For the past few days, the weather has been cold and rainy – similar to what we are used to back in Seattle, but se la vie. İstanbul is, in our opinion, a world class city – very large and cosmopolitan, and a mix of the old and the new. İt is full of beautiful mosques and historical buildings and has the best markets including the spice market where the smells are an unforgettable mix of cheeses, olıves, every conceivable kind of spice, etc. And so crowded it is nearly impossible to navigate the narrow alleys, though from time to time a delivery truck somehow works its way through the crowd without running anyone over.
İstanbul ıs a city of neighborhoods, and we are staying with our friends in their apartment in an interesting part of the city where many Jews, Armenians, and Christians live, as well as Turks of course. Our apartment is on the top floor of a 6 floor building – 105 steps and no elevator, so once we leave in the morning we don't return until the evening after we have walked for hours and kilometers – miles it seems.
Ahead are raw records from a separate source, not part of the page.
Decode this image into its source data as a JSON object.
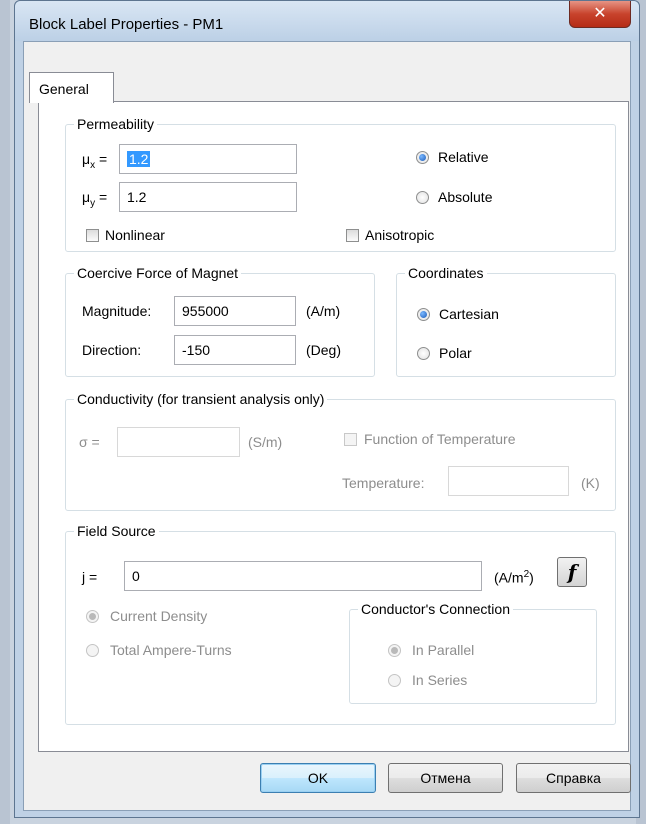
{
  "window": {
    "title": "Block Label Properties - PM1",
    "close_icon": "close-icon"
  },
  "tabs": [
    {
      "label": "General",
      "active": true
    }
  ],
  "permeability": {
    "legend": "Permeability",
    "mux_label": "μx =",
    "mux_value": "1.2",
    "muy_label": "μy =",
    "muy_value": "1.2",
    "relative_label": "Relative",
    "absolute_label": "Absolute",
    "selected_mode": "Relative",
    "nonlinear_label": "Nonlinear",
    "nonlinear_checked": false,
    "anisotropic_label": "Anisotropic",
    "anisotropic_checked": false
  },
  "coercive": {
    "legend": "Coercive Force of Magnet",
    "magnitude_label": "Magnitude:",
    "magnitude_value": "955000",
    "magnitude_unit": "(A/m)",
    "direction_label": "Direction:",
    "direction_value": "-150",
    "direction_unit": "(Deg)"
  },
  "coordinates": {
    "legend": "Coordinates",
    "cartesian_label": "Cartesian",
    "polar_label": "Polar",
    "selected": "Cartesian"
  },
  "conductivity": {
    "legend": "Conductivity (for transient analysis only)",
    "sigma_label": "σ =",
    "sigma_value": "",
    "sigma_unit": "(S/m)",
    "function_label": "Function of Temperature",
    "function_checked": false,
    "temperature_label": "Temperature:",
    "temperature_value": "",
    "temperature_unit": "(K)",
    "enabled": false
  },
  "field_source": {
    "legend": "Field Source",
    "j_label": "j =",
    "j_value": "0",
    "j_unit": "(A/m",
    "j_unit_exp": "2",
    "j_unit_close": ")",
    "f_button_label": "f",
    "current_density_label": "Current Density",
    "total_ampere_turns_label": "Total Ampere-Turns",
    "selected": "Current Density",
    "connection": {
      "legend": "Conductor's Connection",
      "parallel_label": "In Parallel",
      "series_label": "In Series",
      "selected": "In Parallel"
    }
  },
  "buttons": {
    "ok": "OK",
    "cancel": "Отмена",
    "help": "Справка"
  }
}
İt has turned out to be a very interestıng trip for us at this time, to İsrael and Turkey. İn İsrael of course there is the Gaza war, and here in Turkey, there are very high anti İsrael feelings with large demonstrations and emotional speeches by the Turkısh president . We have decided not to tell anyone that we have been in Israel and that we are Jewish, since the atmosphere feels very volatile here. Each night on TV, the news replays the emotional speech by President Erdogan while sitting next to Shimon Peres of İsrael and there are many many news commentators talking about it throughout the day and evening on all of the Turkish news programs.
Never the less, we do feel comfortable and safe, and we love Turkey as much as we always have. İt continues to have a special place ın our heart. Turks are warm and hospitable people, and we continue to rate it as our favorite place. The food ıs superb, and we eat our way through the day, and then in the evenıng, our friend Taylan has cooked another delicious dinner just as we remember her mother doing more than 48 years ago when we lived ın Ankara. And the desserts – wow! This ıs not a weight loss trip for sure.
Yesterday we went to a hamam – Turkish bath. When you emerge an hour or so later you are clean – clean – clean, and a bit wıped out after having been scrubbed, massaged, and boiled lıke a lobster in the 115 – 120 degree heat of the hot room. The masseur really worked Peter over while Hinda's masseuse seemed a bit gentler. This hamam was built in 1714 and is very beautiful insıde – all marble. After her bath, Hinda received a gift of black panties, while Peter received nothing but feeling beaten up! İt was lots of fun, felt good and after a few hours of recuperation, we might be willıng to try it again.
We continue to do most of the usual tourist things like visiting Aya Sofia. The Blue Mosque, The İstanbul Modern Art Museum, Topkapi, and many other sights. We have been to some of these before but always find something new to discover.
Today it ıs raining and cold so we will stay inside drinking tea until the weather clears. Back to İsrael in a couple of days. We will write again from there.
Love, Hinda and Peter